It happens a lot. You ask a question or make a comment and then are stuck listening to the person respond for the next 10 minutes. They may answer a question you haven’t asked, provide extraneous information, or offer an overly detailed and unnecessary example. Your eyes glaze over. Your mind wanders. If it’s in a meeting, other participants start to look away. It’s easy to get bored or annoyed with the person who is not concise.
Sometimes you manage to get a word in! They might even listen. And then they remember something they forgot to include and a few minutes later (since they are still talking,) people are thinking of ways to end the conversation and move on to other things that need to get done.
Their emails are lengthy letters filled with narrative and examples. You might have expected a few lines, but what you often get is a chapter. You end up skimming the material – looking for the specific response or information promised in the subject line.
Most people find this behavior annoying and I am often called in to listen to the complaints and then I am asked if I can ‘fix’ the offender. I don’t actually ‘fix’ people is my predictable response. So then I’m asked ‘How can I get this person to be more concise?’
When Succinct is Suitable
In order for things to improve, the person who is wordy and rambling needs to be completely aware of the problem and motivated to improve in this area of their communication. Sometimes, I meet with a client and find that the concern has not been well articulated with examples of both what has transpired as well as what is preferred and expected.
So here is the good news: you can ask a different question and get a better answer.
If it’s a simple preference that one person has, it’s unlikely to get much attention. However, if it is a value held by the team (or even better, the workplace), the chances are better that you may see progress because more people will take action to support an organizational value.
Focus on the Listener/Receiver
Rather than ask ‘what do I want to say?’ ask ‘what do people want to hear?’ Once you focus on the listener/receiver of the message, a framework is created for what needs to be said to make sure the message lands well. Anything that doesn’t address what the listener needs is extraneous.
Call Out Meeting Monopolizers
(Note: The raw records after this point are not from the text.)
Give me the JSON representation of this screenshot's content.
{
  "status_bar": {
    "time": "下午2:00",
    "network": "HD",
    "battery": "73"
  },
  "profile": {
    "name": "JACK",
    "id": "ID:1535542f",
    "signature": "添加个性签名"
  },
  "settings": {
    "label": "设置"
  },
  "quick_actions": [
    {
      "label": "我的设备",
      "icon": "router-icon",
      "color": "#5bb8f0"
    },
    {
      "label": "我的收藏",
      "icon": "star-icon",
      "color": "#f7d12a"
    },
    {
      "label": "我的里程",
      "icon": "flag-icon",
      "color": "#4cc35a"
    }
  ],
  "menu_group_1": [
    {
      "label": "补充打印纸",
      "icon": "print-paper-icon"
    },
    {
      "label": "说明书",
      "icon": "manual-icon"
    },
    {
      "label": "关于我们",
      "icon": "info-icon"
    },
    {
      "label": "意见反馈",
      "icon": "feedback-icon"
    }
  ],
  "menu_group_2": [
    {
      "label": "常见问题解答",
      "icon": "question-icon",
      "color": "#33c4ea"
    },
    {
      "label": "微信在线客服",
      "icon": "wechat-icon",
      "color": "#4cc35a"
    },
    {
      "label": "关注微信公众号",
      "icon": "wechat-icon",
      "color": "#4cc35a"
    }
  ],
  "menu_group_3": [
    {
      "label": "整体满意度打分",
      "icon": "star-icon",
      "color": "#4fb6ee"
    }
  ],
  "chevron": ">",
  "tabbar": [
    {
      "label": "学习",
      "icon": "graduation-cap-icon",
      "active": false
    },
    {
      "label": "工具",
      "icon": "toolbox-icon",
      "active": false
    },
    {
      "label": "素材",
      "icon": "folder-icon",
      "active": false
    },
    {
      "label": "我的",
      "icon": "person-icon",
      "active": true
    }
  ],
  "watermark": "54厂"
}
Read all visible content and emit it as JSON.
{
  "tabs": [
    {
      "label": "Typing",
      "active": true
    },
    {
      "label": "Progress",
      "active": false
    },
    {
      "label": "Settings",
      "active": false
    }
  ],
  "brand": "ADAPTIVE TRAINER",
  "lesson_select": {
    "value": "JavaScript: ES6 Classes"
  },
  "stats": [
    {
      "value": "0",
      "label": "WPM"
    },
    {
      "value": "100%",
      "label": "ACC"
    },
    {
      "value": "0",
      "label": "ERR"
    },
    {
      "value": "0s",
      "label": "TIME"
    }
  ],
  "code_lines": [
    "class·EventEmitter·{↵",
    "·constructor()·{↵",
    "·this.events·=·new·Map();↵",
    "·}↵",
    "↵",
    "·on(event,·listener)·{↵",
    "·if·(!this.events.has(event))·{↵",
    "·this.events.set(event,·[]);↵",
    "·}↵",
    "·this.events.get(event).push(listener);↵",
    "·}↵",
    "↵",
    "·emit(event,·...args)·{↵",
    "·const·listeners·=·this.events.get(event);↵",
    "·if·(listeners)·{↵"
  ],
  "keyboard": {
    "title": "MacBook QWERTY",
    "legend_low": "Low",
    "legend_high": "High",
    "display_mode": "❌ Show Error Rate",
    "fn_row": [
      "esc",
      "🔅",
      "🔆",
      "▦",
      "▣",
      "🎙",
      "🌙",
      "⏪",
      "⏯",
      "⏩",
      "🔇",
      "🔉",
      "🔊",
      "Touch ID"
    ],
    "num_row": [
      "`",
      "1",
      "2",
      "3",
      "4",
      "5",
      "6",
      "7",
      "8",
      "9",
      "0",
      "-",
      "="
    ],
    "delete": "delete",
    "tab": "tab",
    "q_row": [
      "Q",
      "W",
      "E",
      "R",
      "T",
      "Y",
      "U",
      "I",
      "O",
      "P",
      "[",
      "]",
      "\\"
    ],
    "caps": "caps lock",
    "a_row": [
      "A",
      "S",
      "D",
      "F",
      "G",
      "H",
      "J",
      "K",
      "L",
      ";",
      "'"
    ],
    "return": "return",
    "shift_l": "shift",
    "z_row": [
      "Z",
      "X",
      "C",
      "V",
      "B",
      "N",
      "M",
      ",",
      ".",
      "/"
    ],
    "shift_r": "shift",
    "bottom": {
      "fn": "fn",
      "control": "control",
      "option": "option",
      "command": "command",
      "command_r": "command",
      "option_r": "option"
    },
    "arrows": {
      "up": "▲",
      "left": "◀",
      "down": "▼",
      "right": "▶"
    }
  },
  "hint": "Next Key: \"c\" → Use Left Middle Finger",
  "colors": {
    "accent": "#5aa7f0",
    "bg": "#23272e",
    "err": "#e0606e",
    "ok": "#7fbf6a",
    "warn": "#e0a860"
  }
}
No one needs to step into every interaction with editing another person in mind but if you are running a meeting, you are the one that sets the tone. If someone is going on and on and on – you can jump in and say something like “It doesn’t sound like everybody needs this level of detail. Let’s make it a point to stick the agenda and share the bottom line on this — which is really what we all want to know.’ You can be kind. You can be both kind AND firm. After hearing this a few times, most people work to be more concise.
End Meetings Early/Keep Email Short
Filling every minute of every meeting misses the chance to show people that you are curating what is most important. Time in meetings should be used well. Ending early shows people that you value being concise.
Create and Use Style Standards
Why do most organizations have standards for their logo? They want a specific color and a particular font because it serves as a guide and sets the standard for consistency. You can also set an expectation with your employees (and yourself) on concise communication. Important standards can be communicated, such as:
- Emails to each other should be 250 words or less.
- Reports should begin with an overview.
- The team will address the items on the meeting agenda.
Standards describe what to aim for rather than what to avoid. These are not hard and faster rules set in stone. While it’s true that there will be exceptions, they should be rare.
When All Else Fails
Even the best culture of communication won’t always influence the worst offenders. If you’ve tried the suggestions I’ve outlined above and still run into trouble, there is something we can all do:
Make the assumption that you probably over-talk. Tell the people on your team that they too, should make that assumption about themselves. The next time you get the feeling that you are over-talking – stop talking and see what happens.
What often happens is that people will ask “What were you saying?” Then you can finish your thought – and then stop talking. If no one asks what you were saying – it may be that they had stopped listening! Ouch.
Some people will explain that the reason they over-talk is that they are thinking out loud. This is challenging because sometimes it can take some time to organize your thoughts into a more cogent message. Perhaps if you actually told them you wanted to ‘think out loud for a minute’ they would be more patient and understanding while you do – because you are telling them it’s not a concise message yet. Your credibility isn’t at risk while you ramble. However, it reflects better on you if you think first and then speak succinctly.
Crisp, succinct oral and written communication comes across as more confident. Rambling doesn’t. If you want people to pay attention, act as your own editor before you deliver your message. They will thank you – and they will pay attention to your communication.